§ **WORK REQUIRED**: Repeat the data exactly. Pictures are not part of the copy.

§ **MATERIAL SUPPLIED**:
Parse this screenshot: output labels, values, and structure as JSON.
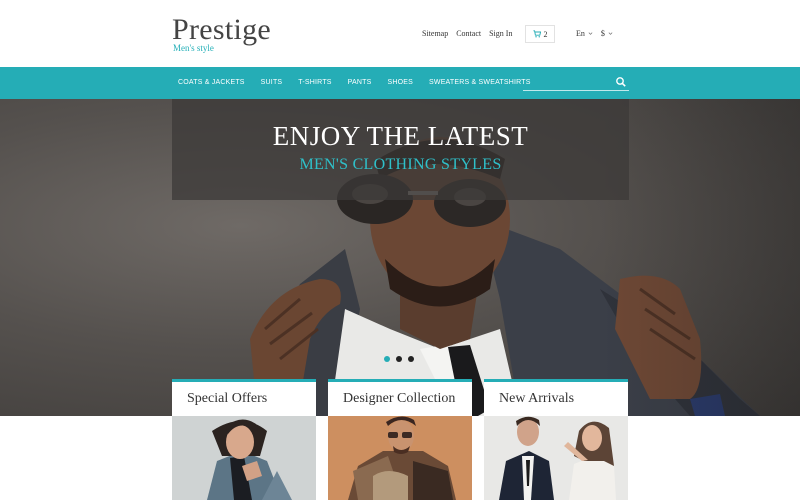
{
  "brand": {
    "name": "Prestige",
    "tagline": "Men's style"
  },
  "top_links": [
    "Sitemap",
    "Contact",
    "Sign In"
  ],
  "cart": {
    "count": "2"
  },
  "selectors": {
    "language": "En",
    "currency": "$"
  },
  "nav": {
    "items": [
      "COATS & JACKETS",
      "SUITS",
      "T-SHIRTS",
      "PANTS",
      "SHOES",
      "SWEATERS & SWEATSHIRTS"
    ]
  },
  "search": {
    "placeholder": ""
  },
  "hero": {
    "title": "ENJOY THE LATEST",
    "subtitle": "MEN'S CLOTHING STYLES",
    "slides": 3,
    "active_slide": 1
  },
  "cards": [
    {
      "title": "Special Offers"
    },
    {
      "title": "Designer Collection"
    },
    {
      "title": "New Arrivals"
    }
  ],
  "colors": {
    "accent": "#25adb6",
    "text": "#333333",
    "logo": "#444444"
  },
  "icons": {
    "cart": "cart-icon",
    "search": "search-icon",
    "chevron": "chevron-down-icon"
  }
}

§ **TASK ANSWER**:
Parse this screenshot: output labels, values, and structure as JSON.
{
  "brand": {
    "name": "Prestige",
    "tagline": "Men's style"
  },
  "top_links": [
    "Sitemap",
    "Contact",
    "Sign In"
  ],
  "cart": {
    "count": "2"
  },
  "selectors": {
    "language": "En",
    "currency": "$"
  },
  "nav": {
    "items": [
      "COATS & JACKETS",
      "SUITS",
      "T-SHIRTS",
      "PANTS",
      "SHOES",
      "SWEATERS & SWEATSHIRTS"
    ]
  },
  "search": {
    "placeholder": ""
  },
  "hero": {
    "title": "ENJOY THE LATEST",
    "subtitle": "MEN'S CLOTHING STYLES",
    "slides": 3,
    "active_slide": 1
  },
  "cards": [
    {
      "title": "Special Offers"
    },
    {
      "title": "Designer Collection"
    },
    {
      "title": "New Arrivals"
    }
  ],
  "colors": {
    "accent": "#25adb6",
    "text": "#333333",
    "logo": "#444444"
  },
  "icons": {
    "cart": "cart-icon",
    "search": "search-icon",
    "chevron": "chevron-down-icon"
  }
}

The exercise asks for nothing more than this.